Repeat the lines of the data exactly and exclude any picture among them.
Content starts
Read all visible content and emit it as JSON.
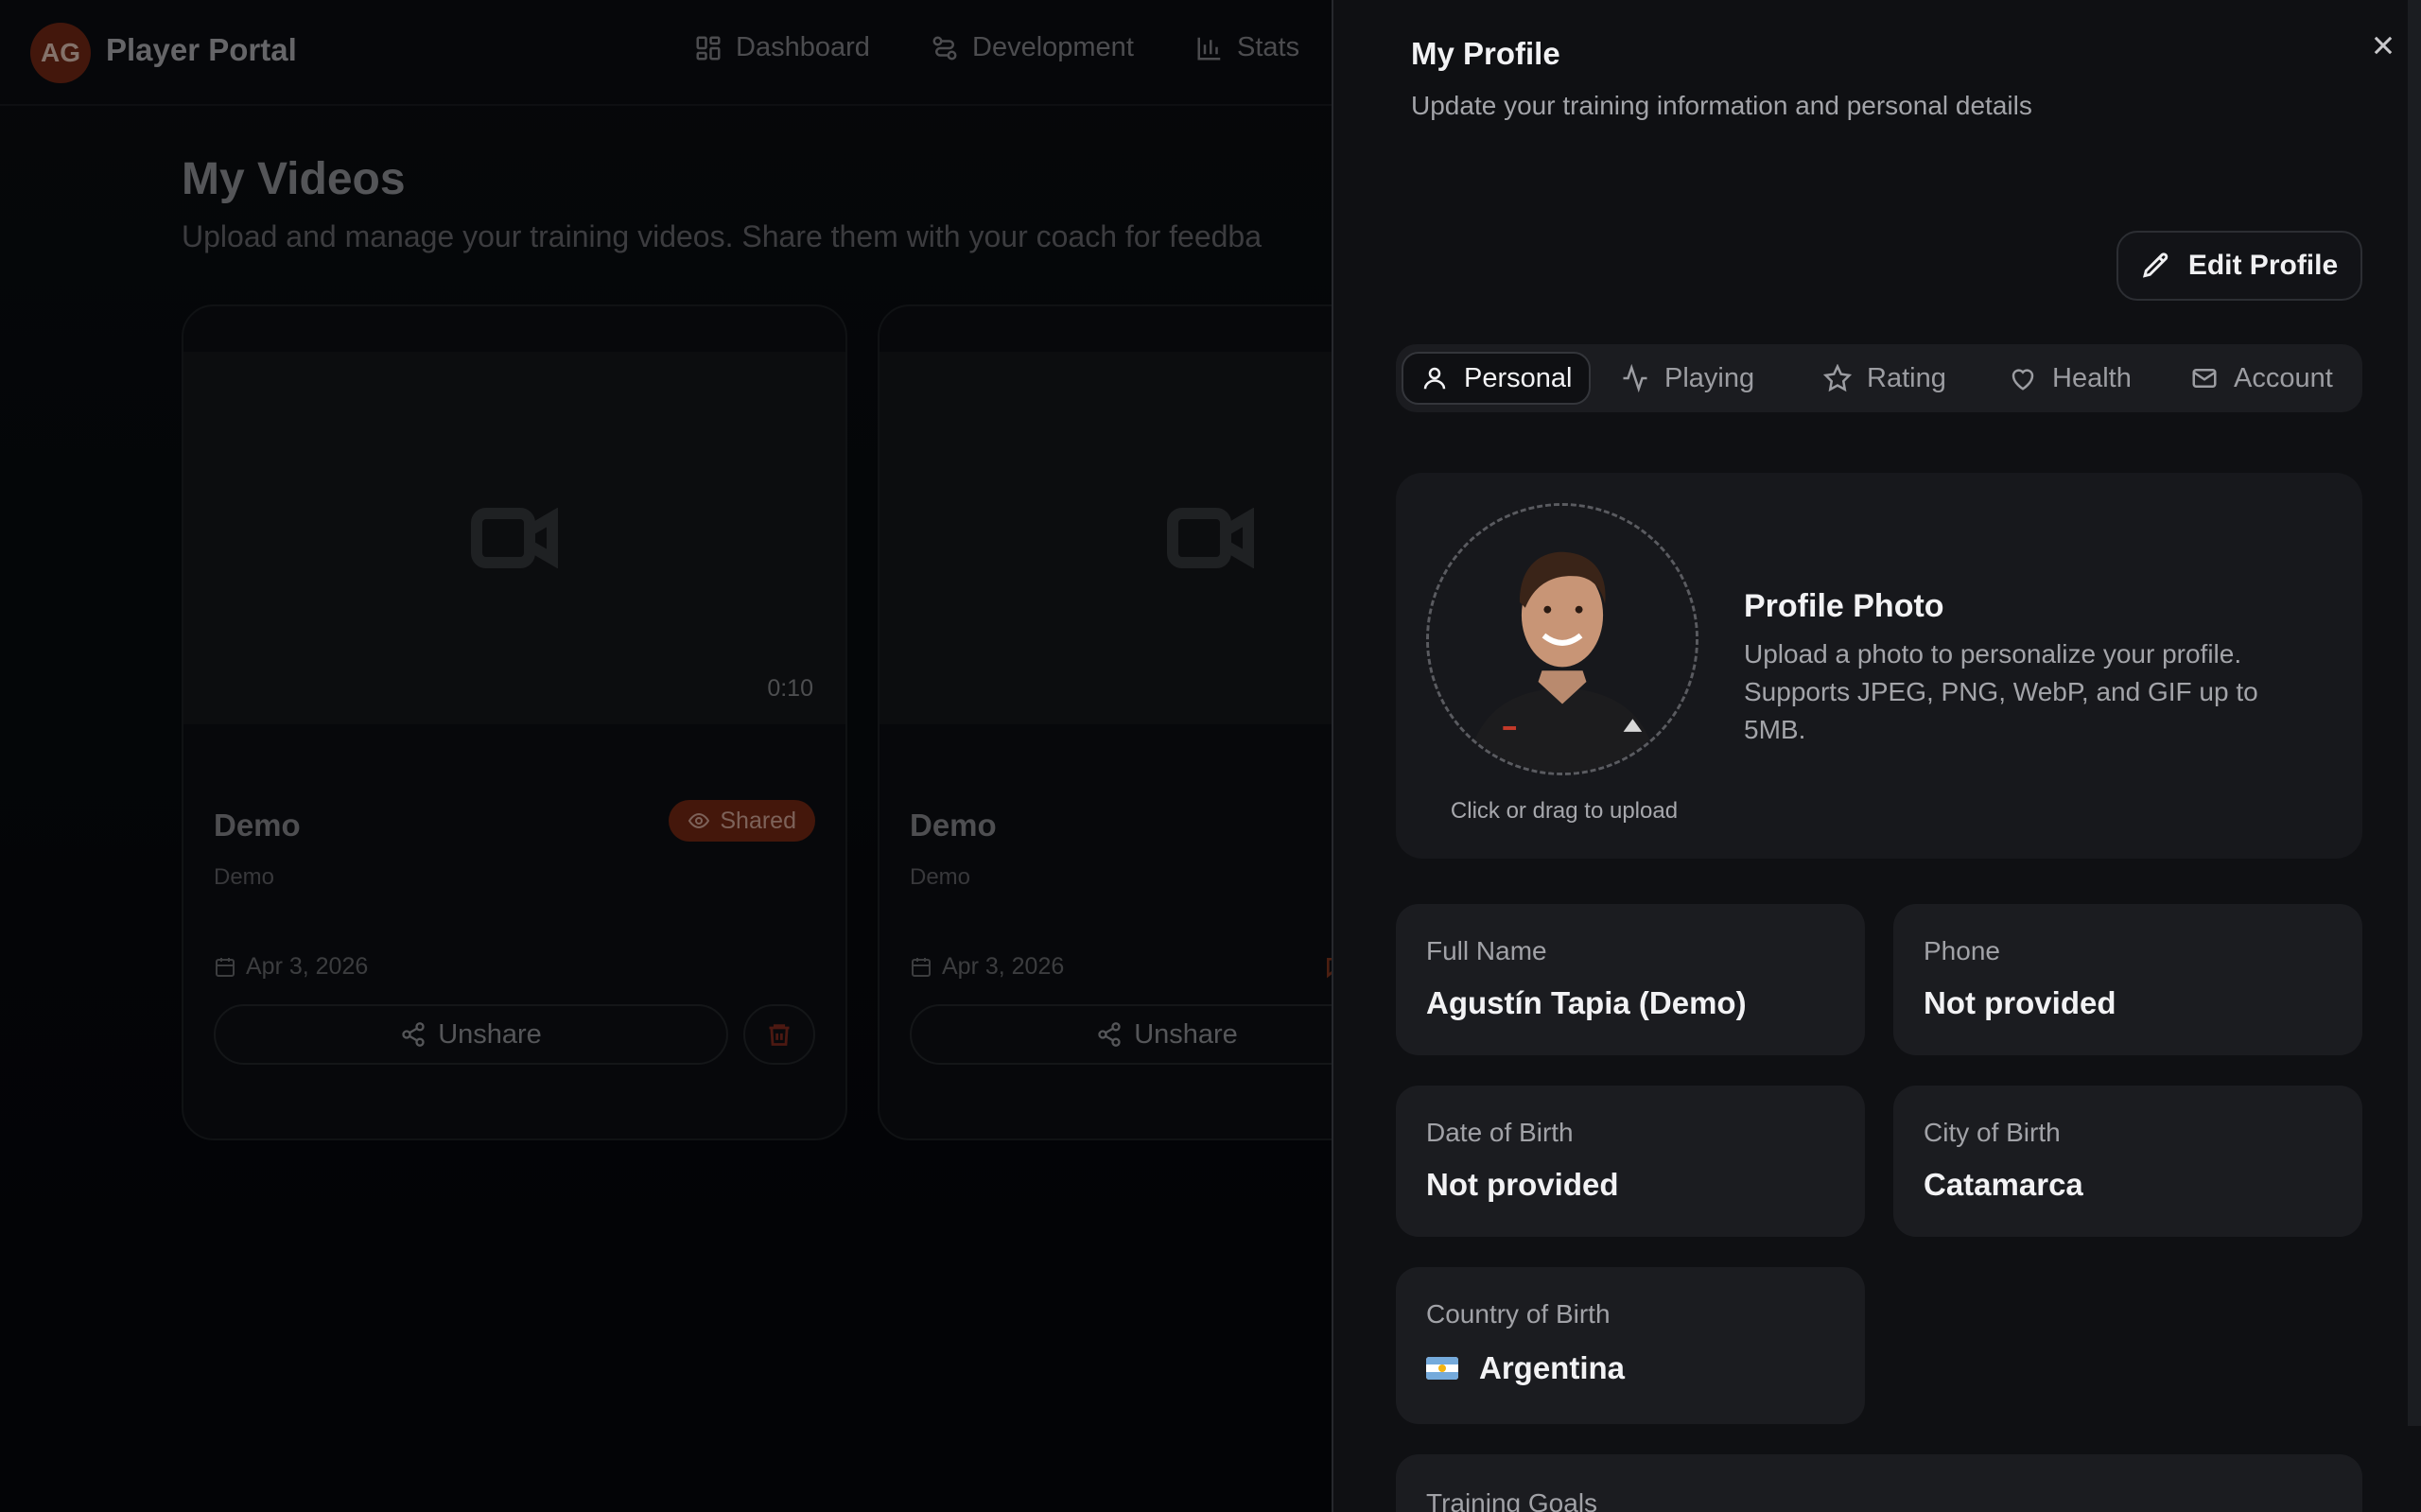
{
  "app": {
    "avatar_initials": "AG",
    "brand": "Player Portal",
    "nav": [
      {
        "label": "Dashboard",
        "icon": "dashboard-icon"
      },
      {
        "label": "Development",
        "icon": "development-icon"
      },
      {
        "label": "Stats",
        "icon": "stats-icon"
      }
    ]
  },
  "videos_page": {
    "title": "My Videos",
    "subtitle": "Upload and manage your training videos. Share them with your coach for feedba",
    "cards": [
      {
        "duration": "0:10",
        "title": "Demo",
        "description": "Demo",
        "badge": "Shared",
        "date": "Apr 3, 2026",
        "action": "Unshare"
      },
      {
        "title": "Demo",
        "description": "Demo",
        "date": "Apr 3, 2026",
        "action": "Unshare"
      }
    ]
  },
  "profile_panel": {
    "title": "My Profile",
    "subtitle": "Update your training information and personal details",
    "edit_label": "Edit Profile",
    "tabs": [
      {
        "label": "Personal",
        "icon": "user-icon",
        "active": true
      },
      {
        "label": "Playing",
        "icon": "activity-icon",
        "active": false
      },
      {
        "label": "Rating",
        "icon": "star-icon",
        "active": false
      },
      {
        "label": "Health",
        "icon": "heart-icon",
        "active": false
      },
      {
        "label": "Account",
        "icon": "mail-icon",
        "active": false
      }
    ],
    "photo": {
      "title": "Profile Photo",
      "description": "Upload a photo to personalize your profile. Supports JPEG, PNG, WebP, and GIF up to 5MB.",
      "hint": "Click or drag to upload"
    },
    "fields": {
      "full_name": {
        "label": "Full Name",
        "value": "Agustín Tapia (Demo)"
      },
      "phone": {
        "label": "Phone",
        "value": "Not provided"
      },
      "dob": {
        "label": "Date of Birth",
        "value": "Not provided"
      },
      "city": {
        "label": "City of Birth",
        "value": "Catamarca"
      },
      "country": {
        "label": "Country of Birth",
        "value": "Argentina",
        "flag_icon": "argentina-flag-icon"
      }
    },
    "training_goals_label": "Training Goals"
  },
  "colors": {
    "accent": "#7c2a14",
    "panel_bg": "#0f1013",
    "field_bg": "#1b1c20"
  }
}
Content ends
THE COMPLETED TASK
Read all visible content and emit it as JSON.
{
  "app": {
    "avatar_initials": "AG",
    "brand": "Player Portal",
    "nav": [
      {
        "label": "Dashboard",
        "icon": "dashboard-icon"
      },
      {
        "label": "Development",
        "icon": "development-icon"
      },
      {
        "label": "Stats",
        "icon": "stats-icon"
      }
    ]
  },
  "videos_page": {
    "title": "My Videos",
    "subtitle": "Upload and manage your training videos. Share them with your coach for feedba",
    "cards": [
      {
        "duration": "0:10",
        "title": "Demo",
        "description": "Demo",
        "badge": "Shared",
        "date": "Apr 3, 2026",
        "action": "Unshare"
      },
      {
        "title": "Demo",
        "description": "Demo",
        "date": "Apr 3, 2026",
        "action": "Unshare"
      }
    ]
  },
  "profile_panel": {
    "title": "My Profile",
    "subtitle": "Update your training information and personal details",
    "edit_label": "Edit Profile",
    "tabs": [
      {
        "label": "Personal",
        "icon": "user-icon",
        "active": true
      },
      {
        "label": "Playing",
        "icon": "activity-icon",
        "active": false
      },
      {
        "label": "Rating",
        "icon": "star-icon",
        "active": false
      },
      {
        "label": "Health",
        "icon": "heart-icon",
        "active": false
      },
      {
        "label": "Account",
        "icon": "mail-icon",
        "active": false
      }
    ],
    "photo": {
      "title": "Profile Photo",
      "description": "Upload a photo to personalize your profile. Supports JPEG, PNG, WebP, and GIF up to 5MB.",
      "hint": "Click or drag to upload"
    },
    "fields": {
      "full_name": {
        "label": "Full Name",
        "value": "Agustín Tapia (Demo)"
      },
      "phone": {
        "label": "Phone",
        "value": "Not provided"
      },
      "dob": {
        "label": "Date of Birth",
        "value": "Not provided"
      },
      "city": {
        "label": "City of Birth",
        "value": "Catamarca"
      },
      "country": {
        "label": "Country of Birth",
        "value": "Argentina",
        "flag_icon": "argentina-flag-icon"
      }
    },
    "training_goals_label": "Training Goals"
  },
  "colors": {
    "accent": "#7c2a14",
    "panel_bg": "#0f1013",
    "field_bg": "#1b1c20"
  }
}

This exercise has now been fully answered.